A witness, who had been standing in line at the time the victim was getting onto the ride, overheard her express concerns about the safety bar being secured correctly. Although other ride-goers heard several clicks when their safety bars were put down, there was just one click with the victim’s.
The witness indicated the woman didn’t feel safe and wanted the ride operator to make sure it was properly secured, but an employee reportedly responded that as long as a click was heard, it was okay.
The manufacturer of the rollercoaster, Gerstlauer Amusement Rides of Munsterhausen, Germany, was investigating the accident to determine the exact cause of the woman’s death.
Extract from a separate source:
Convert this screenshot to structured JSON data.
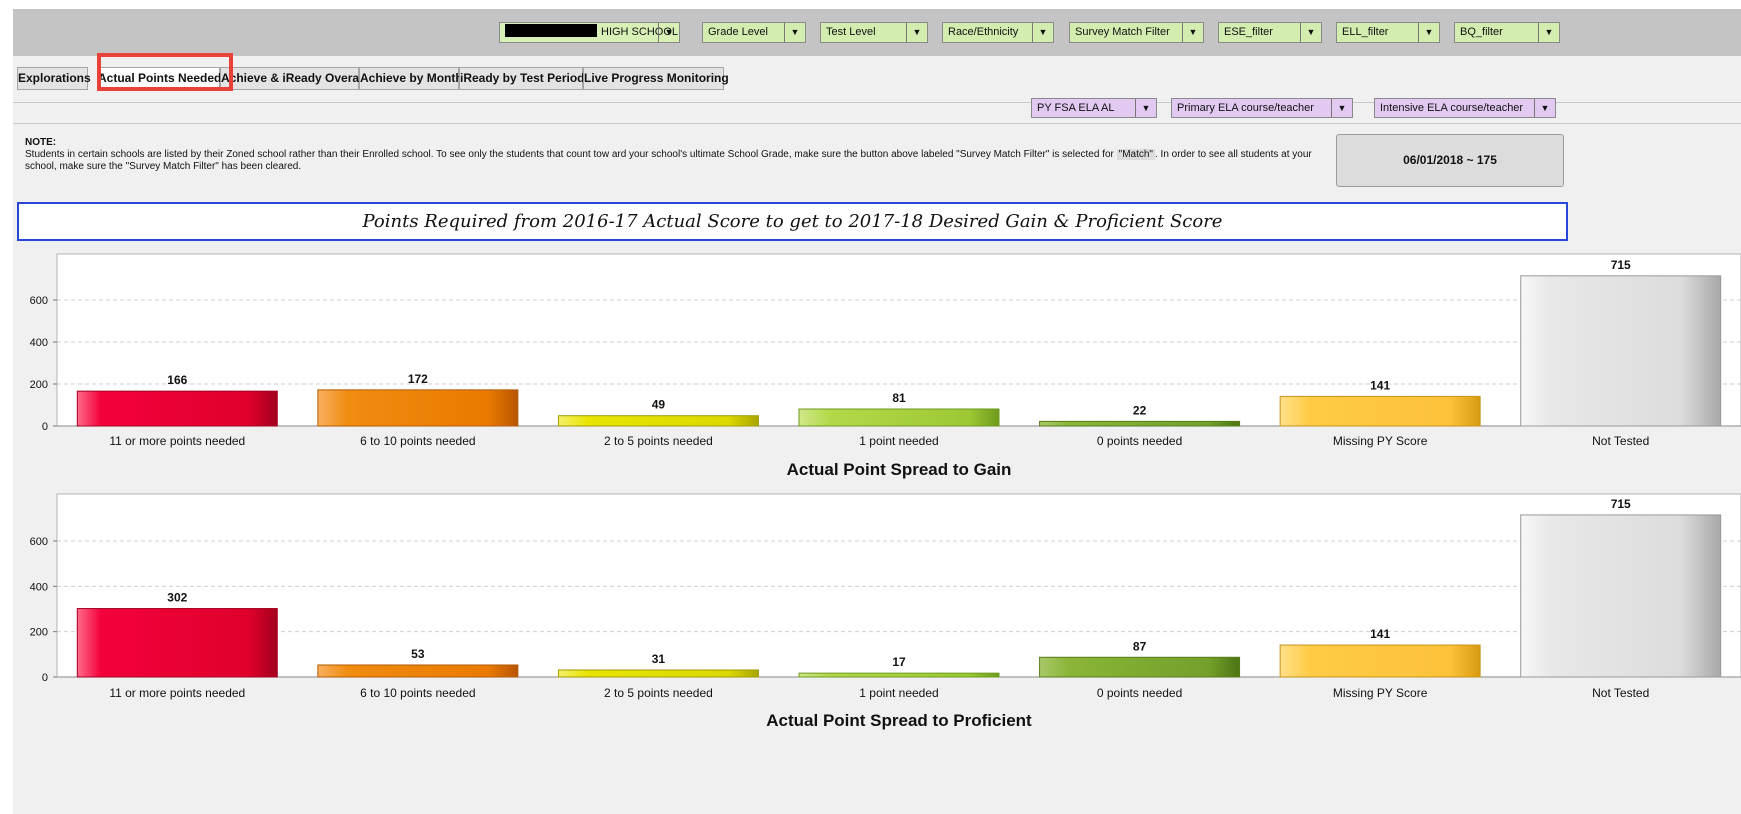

Types of Negligence That May Lead to a Claim Against an Amusement Park
First, it is common to hear that amusement park rides are some of the most safe entertainment options available, with only scraped knees or twisted ankles being the most common injuries sustained on them, according to the National Safety Council. However, as the most recent death illuminates, the margin for error is there, and it is happening.
There are numerous employees who work for amusement parks, any of which could potentially be negligent and cause someone to suffer serious or fatal injuries. One example is the employee responsible for inspecting and maintaining rides.
If the employee fails to adequately inspect the ride or fix a ride component that is broken, ride-goers injured because of the negligence could file a claim. Other examples are improper operation of a ride or providing a rider with inadequate instructions.
Contact an attorney at Gacovino, Lake & Associates to learn about one’s right to file a claim if injured at an amusement park. Compensation may be available.